The Avalanche have the quartet of Justus Annunen, Trent Miner, Jonas Johansson, and Hunter Miska under contract as well for the upcoming season, and there’s always the option to keep one of them in the NHL as a third goaltender. But in all likelihood, especially given how Miska performed in his limited NHL backup role last season, the Avalanche are likely going to need either a perfect bounce-back from Francouz or enough cap wiggle room during the year to potentially bring in someone new to work with Grubauer if something goes wrong.
So where does that leave them?
It wouldn’t behoove the team to lowball Grubauer, whose regular season numbers put him in the same conversation as Vezina winners like Fleury and Vasilevskiy. But it also could hurt the team to lock him into a deal that costs them on the upper end of the scale; they likely can’t afford to shell out a similar $7 million deal to Fleury’s, and with Grubauer’s injury history they almost certainly shouldn’t.
A better range to look at, though, would be to use Varlamov — a familiar face to Avalanche fans and a high performer last year — and Arizona Coyotes goaltender Darcy Kuemper as Grubauer’s comparables. Varlamov is signed for a $5 million cap hit, Kuemper for $4.5 million per season; that’s a range that would still give the Avalanche around $20 million to lock up returnees like Cale Makar and captain Gabriel Landeskog without completely filling up the team’s cap space.
It’s entirely possible that Grubauer won’t want to fall in that range — and as a defending Vezina finalist, he’s allowed to consider that a lowball offer. The team can always wiggle their way up to $5.5, even $6 million per on a shorter term deal if they’re confident in the health of the returning Francouz.
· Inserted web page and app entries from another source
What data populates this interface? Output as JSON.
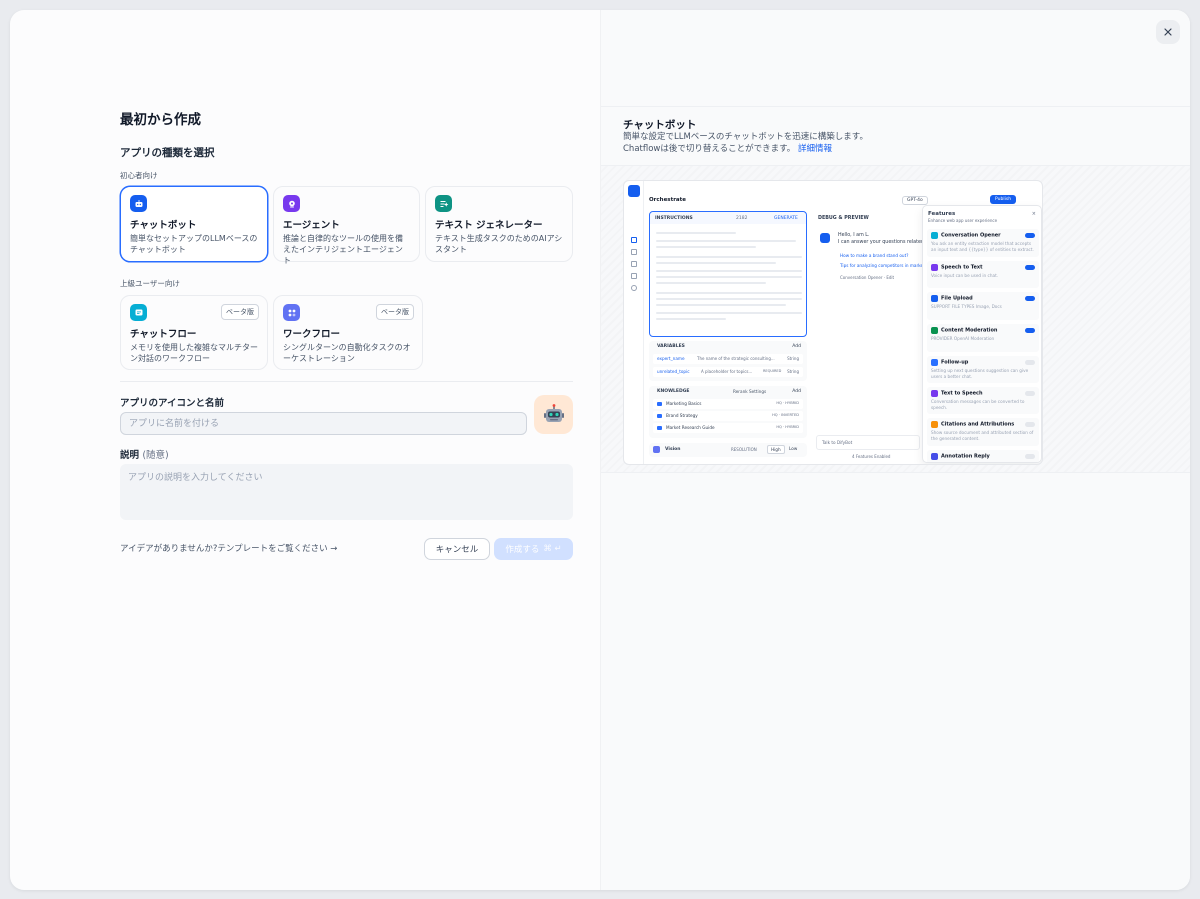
{
  "header": {
    "title": "最初から作成"
  },
  "app_type": {
    "section_title": "アプリの種類を選択",
    "beginner_label": "初心者向け",
    "advanced_label": "上級ユーザー向け",
    "beginner": [
      {
        "title": "チャットボット",
        "desc": "簡単なセットアップのLLMベースのチャットボット",
        "color": "#155eef"
      },
      {
        "title": "エージェント",
        "desc": "推論と自律的なツールの使用を備えたインテリジェントエージェント",
        "color": "#7839ee"
      },
      {
        "title": "テキスト ジェネレーター",
        "desc": "テキスト生成タスクのためのAIアシスタント",
        "color": "#0e9384"
      }
    ],
    "advanced": [
      {
        "title": "チャットフロー",
        "desc": "メモリを使用した複雑なマルチターン対話のワークフロー",
        "badge": "ベータ版",
        "color": "#06aed4"
      },
      {
        "title": "ワークフロー",
        "desc": "シングルターンの自動化タスクのオーケストレーション",
        "badge": "ベータ版",
        "color": "#6172f3"
      }
    ]
  },
  "name_field": {
    "label": "アプリのアイコンと名前",
    "placeholder": "アプリに名前を付ける",
    "icon_bg": "#ffe8d5"
  },
  "desc_field": {
    "label": "説明",
    "optional": "(随意)",
    "placeholder": "アプリの説明を入力してください"
  },
  "footer": {
    "idea_link": "アイデアがありませんか?テンプレートをご覧ください",
    "cancel": "キャンセル",
    "create": "作成する",
    "create_shortcut": "⌘ ↵"
  },
  "preview": {
    "title": "チャットボット",
    "desc_line1": "簡単な設定でLLMベースのチャットボットを迅速に構築します。",
    "desc_line2": "Chatflowは後で切り替えることができます。",
    "learn_more": "詳細情報",
    "shot": {
      "orchestrate": "Orchestrate",
      "model": "GPT-4o",
      "publish": "Publish",
      "instructions": "INSTRUCTIONS",
      "instructions_count": "2182",
      "generate": "GENERATE",
      "debug": "DEBUG & PREVIEW",
      "greeting1": "Hello, I am L.",
      "greeting2": "I can answer your questions related",
      "suggestion1": "How to make a brand stand out?",
      "suggestion2": "Tips for analyzing competitors in marke",
      "opener": "Conversation Opener",
      "edit": "Edit",
      "variables": "VARIABLES",
      "add": "Add",
      "var1_name": "expert_name",
      "var1_desc": "The name of the strategic consulting...",
      "var1_type": "String",
      "var2_name": "unrelated_topic",
      "var2_desc": "A placeholder for topics...",
      "var2_req": "REQUIRED",
      "var2_type": "String",
      "knowledge": "KNOWLEDGE",
      "rerank": "Rerank Settings",
      "kb1": "Marketing Basics",
      "kb2": "Brand Strategy",
      "kb3": "Market Research Guide",
      "kb_tag1": "HQ · HYBRID",
      "kb_tag2": "HQ · INVERTED",
      "kb_tag3": "HQ · HYBRID",
      "vision": "Vision",
      "resolution": "RESOLUTION",
      "high": "High",
      "low": "Low",
      "talk": "Talk to DifyBot",
      "features_enabled": "4 Features Enabled",
      "features_title": "Features",
      "features_sub": "Enhance web app user experience",
      "features": [
        {
          "name": "Conversation Opener",
          "desc": "You ask an entity extraction model that accepts an input text and {{type}} of entities to extract."
        },
        {
          "name": "Speech to Text",
          "desc": "Voice input can be used in chat."
        },
        {
          "name": "File Upload",
          "desc": "SUPPORT FILE TYPES  Image, Docs"
        },
        {
          "name": "Content Moderation",
          "desc": "PROVIDER OpenAI Moderation"
        },
        {
          "name": "Follow-up",
          "desc": "Setting up next questions suggestion can give users a better chat."
        },
        {
          "name": "Text to Speech",
          "desc": "Conversation messages can be converted to speech."
        },
        {
          "name": "Citations and Attributions",
          "desc": "Show source document and attributed section of the generated content."
        },
        {
          "name": "Annotation Reply",
          "desc": ""
        }
      ]
    }
  }
}
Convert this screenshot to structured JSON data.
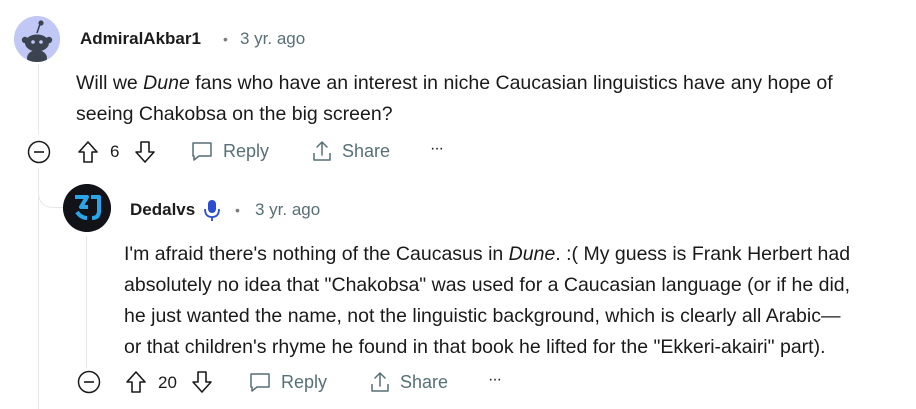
{
  "comments": [
    {
      "username": "AdmiralAkbar1",
      "separator": "•",
      "time": "3 yr. ago",
      "body_line1_pre": "Will we ",
      "body_line1_em": "Dune",
      "body_line1_post": " fans who have an interest in niche Caucasian linguistics have any hope of",
      "body_line2": "seeing Chakobsa on the big screen?",
      "score": "6",
      "reply_label": "Reply",
      "share_label": "Share",
      "more_label": "···",
      "avatar_icon": "reddit-snoo-icon"
    },
    {
      "username": "Dedalvs",
      "separator": "•",
      "time": "3 yr. ago",
      "flair_icon": "microphone-icon",
      "body_line1_pre": "I'm afraid there's nothing of the Caucasus in ",
      "body_line1_em": "Dune",
      "body_line1_post": ". :( My guess is Frank Herbert had",
      "body_line2": "absolutely no idea that \"Chakobsa\" was used for a Caucasian language (or if he did,",
      "body_line3": "he just wanted the name, not the linguistic background, which is clearly all Arabic—",
      "body_line4": "or that children's rhyme he found in that book he lifted for the \"Ekkeri-akairi\" part).",
      "score": "20",
      "reply_label": "Reply",
      "share_label": "Share",
      "more_label": "···",
      "avatar_icon": "dedalvs-logo-icon"
    }
  ],
  "colors": {
    "text": "#1a1a1b",
    "meta": "#576f76",
    "thread_line": "#e5e7e9",
    "snoo_bg": "#c2c8f5",
    "logo_blue": "#2aa6e8",
    "mic_blue": "#2a4fd1"
  }
}
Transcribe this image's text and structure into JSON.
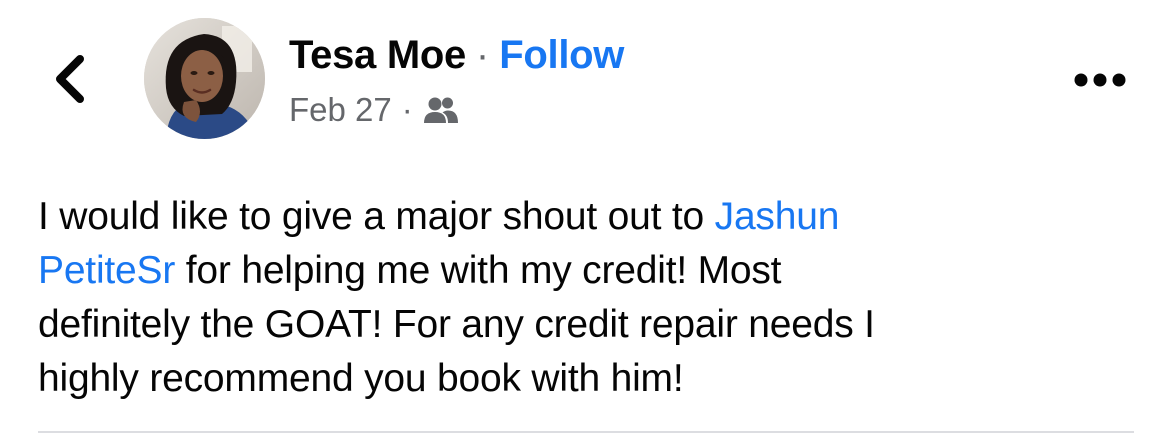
{
  "header": {
    "back_icon": "chevron-left-icon",
    "author_name": "Tesa Moe",
    "separator": "·",
    "follow_label": "Follow",
    "date": "Feb 27",
    "meta_separator": "·",
    "audience_icon": "group-audience-icon",
    "more_icon": "more-horizontal-icon"
  },
  "post": {
    "line1_text": "I would like to give a major shout out to ",
    "mention_part1": "Jashun",
    "mention_part2": "PetiteSr",
    "line2_text": " for helping me with my credit! Most",
    "line3_text": "definitely the GOAT! For any credit repair needs I",
    "line4_text": "highly recommend you book with him!"
  },
  "colors": {
    "link": "#1877f2",
    "text": "#050505",
    "secondary": "#65676b",
    "divider": "#dcdde1"
  }
}
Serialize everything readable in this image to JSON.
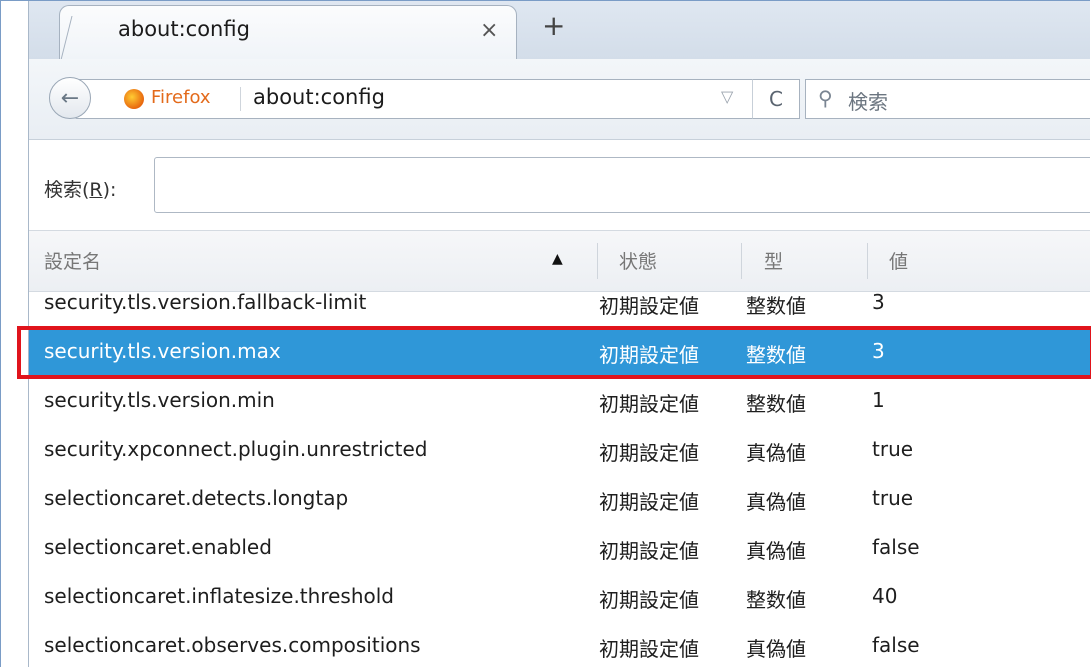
{
  "tab": {
    "title": "about:config",
    "close_glyph": "×",
    "new_tab_glyph": "+"
  },
  "navbar": {
    "back_glyph": "←",
    "identity_label": "Firefox",
    "url": "about:config",
    "dropmarker_glyph": "▽",
    "reload_glyph": "C",
    "search_placeholder": "検索",
    "search_glyph": "⚲"
  },
  "config_search": {
    "label_prefix": "検索(",
    "label_key": "R",
    "label_suffix": "):",
    "value": ""
  },
  "table": {
    "headers": {
      "name": "設定名",
      "status": "状態",
      "type": "型",
      "value": "値"
    },
    "sort_glyph": "▲",
    "rows": [
      {
        "name": "security.tls.version.fallback-limit",
        "status": "初期設定値",
        "type": "整数値",
        "value": "3"
      },
      {
        "name": "security.tls.version.max",
        "status": "初期設定値",
        "type": "整数値",
        "value": "3"
      },
      {
        "name": "security.tls.version.min",
        "status": "初期設定値",
        "type": "整数値",
        "value": "1"
      },
      {
        "name": "security.xpconnect.plugin.unrestricted",
        "status": "初期設定値",
        "type": "真偽値",
        "value": "true"
      },
      {
        "name": "selectioncaret.detects.longtap",
        "status": "初期設定値",
        "type": "真偽値",
        "value": "true"
      },
      {
        "name": "selectioncaret.enabled",
        "status": "初期設定値",
        "type": "真偽値",
        "value": "false"
      },
      {
        "name": "selectioncaret.inflatesize.threshold",
        "status": "初期設定値",
        "type": "整数値",
        "value": "40"
      },
      {
        "name": "selectioncaret.observes.compositions",
        "status": "初期設定値",
        "type": "真偽値",
        "value": "false"
      }
    ],
    "selected_row_index": 1
  },
  "colors": {
    "selection": "#2f97d8",
    "highlight_border": "#e0141c",
    "firefox_orange": "#e36a1b"
  },
  "icons": {
    "back": "back-arrow-icon",
    "identity": "firefox-logo-icon",
    "reload": "reload-icon",
    "search": "magnifier-icon",
    "sort": "sort-ascending-icon"
  }
}
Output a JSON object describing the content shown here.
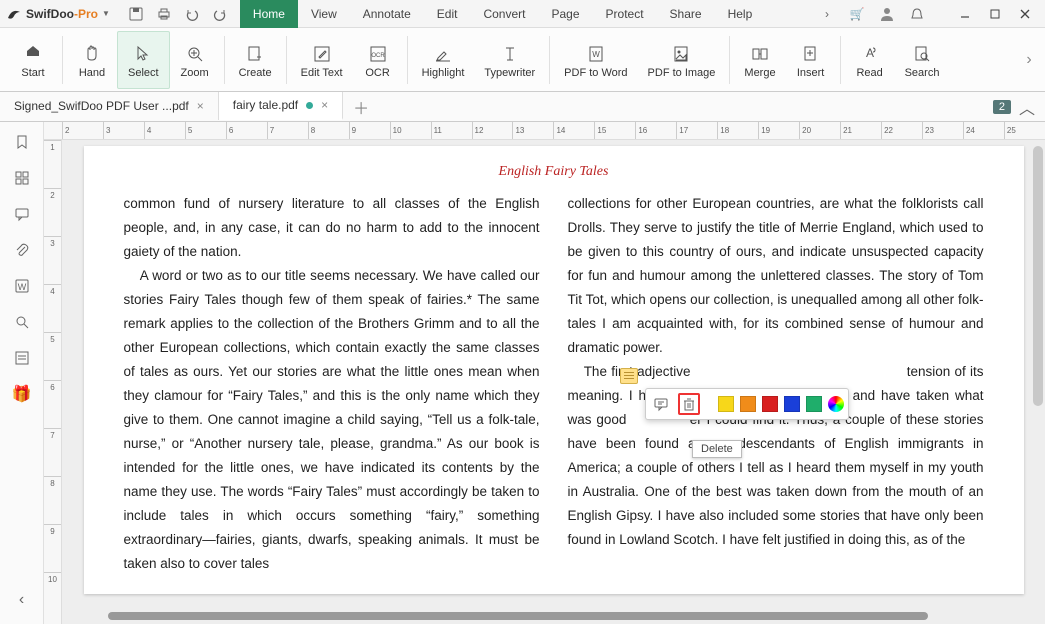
{
  "app": {
    "name1": "SwifDoo",
    "name2": "-Pro"
  },
  "menu": [
    "Home",
    "View",
    "Annotate",
    "Edit",
    "Convert",
    "Page",
    "Protect",
    "Share",
    "Help"
  ],
  "menu_active": 0,
  "ribbon": [
    {
      "label": "Start",
      "icon": "home"
    },
    {
      "label": "Hand",
      "icon": "hand"
    },
    {
      "label": "Select",
      "icon": "cursor",
      "selected": true
    },
    {
      "label": "Zoom",
      "icon": "zoom"
    },
    {
      "label": "Create",
      "icon": "create"
    },
    {
      "label": "Edit Text",
      "icon": "edittext"
    },
    {
      "label": "OCR",
      "icon": "ocr"
    },
    {
      "label": "Highlight",
      "icon": "highlight"
    },
    {
      "label": "Typewriter",
      "icon": "type"
    },
    {
      "label": "PDF to Word",
      "icon": "toword"
    },
    {
      "label": "PDF to Image",
      "icon": "toimg"
    },
    {
      "label": "Merge",
      "icon": "merge"
    },
    {
      "label": "Insert",
      "icon": "insert"
    },
    {
      "label": "Read",
      "icon": "read"
    },
    {
      "label": "Search",
      "icon": "search"
    }
  ],
  "tabs": [
    {
      "label": "Signed_SwifDoo PDF User ...pdf",
      "modified": false,
      "active": false
    },
    {
      "label": "fairy tale.pdf",
      "modified": true,
      "active": true
    }
  ],
  "tab_badge": "2",
  "ruler_h": [
    "2",
    "3",
    "4",
    "5",
    "6",
    "7",
    "8",
    "9",
    "10",
    "11",
    "12",
    "13",
    "14",
    "15",
    "16",
    "17",
    "18",
    "19",
    "20",
    "21",
    "22",
    "23",
    "24",
    "25"
  ],
  "ruler_v": [
    "1",
    "2",
    "3",
    "4",
    "5",
    "6",
    "7",
    "8",
    "9",
    "10"
  ],
  "doc": {
    "title": "English Fairy Tales",
    "col1_p1": "common fund of nursery literature to all classes of the English people, and, in any case, it can do no harm to add to the innocent gaiety of the nation.",
    "col1_p2": "A word or two as to our title seems necessary. We have called our stories Fairy Tales though few of them speak of fairies.* The same remark applies to the collection of the Brothers Grimm and to all the other European collections, which contain exactly the same classes of tales as ours. Yet our stories are what the little ones mean when they clamour for “Fairy Tales,” and this is the only name which they give to them. One cannot imagine a child saying, “Tell us a folk-tale, nurse,” or “Another nursery tale, please, grandma.” As our book is intended for the little ones, we have indicated its contents by the name they use. The words “Fairy Tales” must accordingly be taken to include tales in which occurs something “fairy,” something extraordinary—fairies, giants, dwarfs, speaking animals. It must be taken also to cover tales",
    "col2_p1": "collections for other European countries, are what the folklorists call Drolls. They serve to justify the title of Merrie England, which used to be given to this country of ours, and indicate unsuspected capacity for fun and humour among the unlettered classes. The story of Tom Tit Tot, which opens our collection, is unequalled among all other folk-tales I am acquainted with, for its combined sense of humour and dramatic power.",
    "col2_p2a": "The first adjective",
    "col2_p2b": "tension of its meaning. I have acted on Moliere's principle, and have taken what was good",
    "col2_p2c": "er I could find it. Thus, a couple of these stories have been found among descendants of English immigrants in America; a couple of others I tell as I heard them myself in my youth in Australia. One of the best was taken down from the mouth of an English Gipsy. I have also included some stories that have only been found in Lowland Scotch. I have felt justified in doing this, as of the"
  },
  "annot_colors": [
    "#f7d71a",
    "#f08c1a",
    "#d92020",
    "#1a3fd9",
    "#1fae6b"
  ],
  "tooltip": "Delete"
}
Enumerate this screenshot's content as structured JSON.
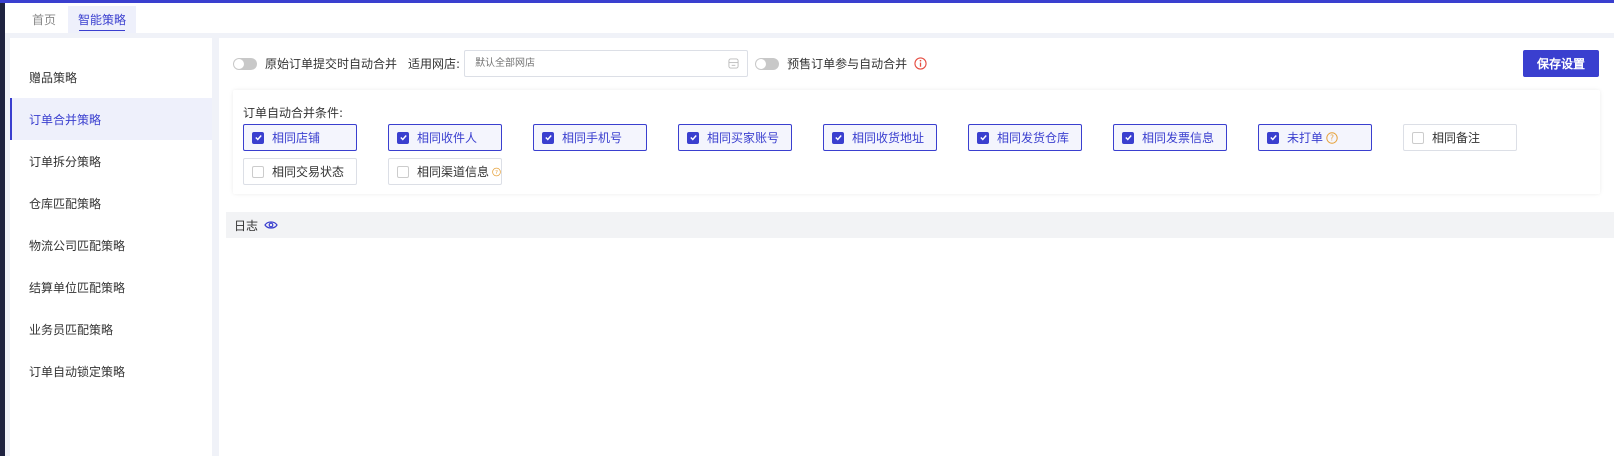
{
  "tabs": [
    {
      "label": "首页",
      "active": false
    },
    {
      "label": "智能策略",
      "active": true
    }
  ],
  "sidebar": {
    "items": [
      {
        "label": "赠品策略",
        "active": false
      },
      {
        "label": "订单合并策略",
        "active": true
      },
      {
        "label": "订单拆分策略",
        "active": false
      },
      {
        "label": "仓库匹配策略",
        "active": false
      },
      {
        "label": "物流公司匹配策略",
        "active": false
      },
      {
        "label": "结算单位匹配策略",
        "active": false
      },
      {
        "label": "业务员匹配策略",
        "active": false
      },
      {
        "label": "订单自动锁定策略",
        "active": false
      }
    ]
  },
  "toolbar": {
    "auto_merge_label": "原始订单提交时自动合并",
    "auto_merge_on": false,
    "shop_label": "适用网店:",
    "shop_placeholder": "默认全部网店",
    "presale_label": "预售订单参与自动合并",
    "presale_on": false,
    "save_label": "保存设置"
  },
  "conditions": {
    "title": "订单自动合并条件:",
    "items": [
      {
        "label": "相同店铺",
        "checked": true,
        "help": false
      },
      {
        "label": "相同收件人",
        "checked": true,
        "help": false
      },
      {
        "label": "相同手机号",
        "checked": true,
        "help": false
      },
      {
        "label": "相同买家账号",
        "checked": true,
        "help": false
      },
      {
        "label": "相同收货地址",
        "checked": true,
        "help": false
      },
      {
        "label": "相同发货仓库",
        "checked": true,
        "help": false
      },
      {
        "label": "相同发票信息",
        "checked": true,
        "help": false
      },
      {
        "label": "未打单",
        "checked": true,
        "help": true
      },
      {
        "label": "相同备注",
        "checked": false,
        "help": false
      },
      {
        "label": "相同交易状态",
        "checked": false,
        "help": false
      },
      {
        "label": "相同渠道信息",
        "checked": false,
        "help": true
      }
    ]
  },
  "log": {
    "label": "日志"
  },
  "colors": {
    "accent": "#3a3fcf",
    "warn": "#e6a23c",
    "danger": "#e54d42"
  }
}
But in the NHL right now, having just one very good goalie at a time just doesn’t cut it. And while Grubauer was the team’s regular season backbone, they’ve struggled to get consistency from anyone in the health department at the position for years now — and that’s just not something that can be viewed as something to dismiss.